He would have had a van go over a cliff at high speed, burst into flames, and they’d find all these bodies, this weird collection of people who’d never had any real reason to be together, lying in a heap of melted celluloid at the bottom of the cliff. Then Johnson would have wept - all of his trusted assistants - “Goddamn it, how could they have been in the same van at the same time? I warned them about that.” …

Wait a minute, stop right there. There's a book, right there, waiting to written.

HST: You know, I was actually in the Watergate the night the bastards broke in. Of course, I missed the whole thing, but I was there. It still haunts me.

Playboy: What part of the Watergate were you in?
H.S.T.: I was in the bar.


Playboy: What kind of a reporter are you, anyway, in the bar?

H.S.T.: I’m not a reporter, I’m a writer.

Ha, good one! And no, despite what he said, he was a reporter too. Certainly a writer first, but he was a reporter. There's a wonderful political story in the middle, but I'm sticking to writing on this post-

And in 2000, Douglas Brinkley, along with Terry McDonell and George Plimpton, interviewed Thompson for The Paris Review:

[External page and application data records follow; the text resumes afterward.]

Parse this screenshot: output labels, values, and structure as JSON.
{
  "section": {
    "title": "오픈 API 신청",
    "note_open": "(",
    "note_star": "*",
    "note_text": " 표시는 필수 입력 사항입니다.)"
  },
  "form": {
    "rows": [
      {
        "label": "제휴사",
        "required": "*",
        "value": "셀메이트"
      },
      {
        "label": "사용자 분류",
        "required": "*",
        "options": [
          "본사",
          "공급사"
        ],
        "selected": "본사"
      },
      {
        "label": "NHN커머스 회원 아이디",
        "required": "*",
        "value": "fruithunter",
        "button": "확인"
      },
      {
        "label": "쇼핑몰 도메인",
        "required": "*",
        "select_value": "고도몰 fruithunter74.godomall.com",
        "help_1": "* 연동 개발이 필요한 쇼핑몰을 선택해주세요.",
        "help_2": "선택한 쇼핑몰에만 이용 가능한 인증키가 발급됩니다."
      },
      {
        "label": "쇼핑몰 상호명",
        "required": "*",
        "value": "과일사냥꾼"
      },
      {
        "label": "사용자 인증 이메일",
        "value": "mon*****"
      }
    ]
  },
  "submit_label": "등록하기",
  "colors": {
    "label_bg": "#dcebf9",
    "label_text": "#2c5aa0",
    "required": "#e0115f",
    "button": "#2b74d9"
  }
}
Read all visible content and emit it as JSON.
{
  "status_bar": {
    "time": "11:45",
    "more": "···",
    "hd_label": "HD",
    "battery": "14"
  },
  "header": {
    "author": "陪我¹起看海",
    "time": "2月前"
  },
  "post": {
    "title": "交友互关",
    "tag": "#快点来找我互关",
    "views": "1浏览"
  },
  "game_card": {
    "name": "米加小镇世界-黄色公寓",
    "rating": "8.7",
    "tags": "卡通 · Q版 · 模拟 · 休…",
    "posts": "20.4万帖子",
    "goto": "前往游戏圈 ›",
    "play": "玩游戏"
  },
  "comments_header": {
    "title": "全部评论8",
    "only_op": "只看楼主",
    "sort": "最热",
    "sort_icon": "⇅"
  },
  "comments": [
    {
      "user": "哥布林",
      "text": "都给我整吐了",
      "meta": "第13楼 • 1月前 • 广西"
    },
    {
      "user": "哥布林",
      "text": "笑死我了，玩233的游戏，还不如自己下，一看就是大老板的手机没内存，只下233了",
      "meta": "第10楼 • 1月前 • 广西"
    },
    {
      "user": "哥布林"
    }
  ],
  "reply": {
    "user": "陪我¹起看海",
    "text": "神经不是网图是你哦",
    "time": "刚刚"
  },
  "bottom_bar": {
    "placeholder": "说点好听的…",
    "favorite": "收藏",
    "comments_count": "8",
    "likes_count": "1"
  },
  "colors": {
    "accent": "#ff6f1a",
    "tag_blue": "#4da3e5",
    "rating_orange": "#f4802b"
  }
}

The Paris Review: Almost without exception writers we’ve interviewed over the years admit they cannot write under the influence of booze or drugs — or at least what they’ve done has to be rewritten in the cool of the day. What’s your comment about this?

H.S.T.: They lie. Or maybe you’ve been interviewing a very narrow spectrum of writers. It’s like saying, “Almost without exception women we’ve interviewed over the years swear that they never indulge in sodomy” — without saying that you did all your interviews in a nunnery.

Did you interview Coleridge? Did you interview Poe? Or Scott Fitzgerald? Or Mark Twain? Or Fred Exley? Did Faulkner tell you that what he was drinking all the time was really iced tea, not whiskey? Please. Who … do you think wrote the Book of Revelation? A bunch of stone-sober clerics?

Actually, I write sober 98% of the time, only because I can't write anything coherent (shuddap!) when juiced.

Check the whole article right here.

5 comments:

lakeviewer said...

Well, now I know I'm trying to do something so difficult while still sober. I'm too old to start drinking now.

John Donald Carlucci said...

I have a bottle oh honey bourbon that I plan on taking a finger each time I sell a story and a glass when I sell the book.

The advance for the book will buy me a crystal skull of vodka that Dan Ackroyd sells.
http://www.youtube.com/watch?v=WZs29am4msg
Thought it was fake until I saw one in my liqupr store.

JDC

Cormac Brown said...

Rosaria,

More power to you.

Editor JDC,

Hic, hopefully you'll be able to drink up!

Creepy said...

Didn't Stephen King write most of his classics while under the influence? Can't imagine how, but it worked for him.

Cormac Brown said...

Creepy,

Stephen can write his better material in any virtually any state and certainly with "The Shining," any demented state or writer's block helped that project along.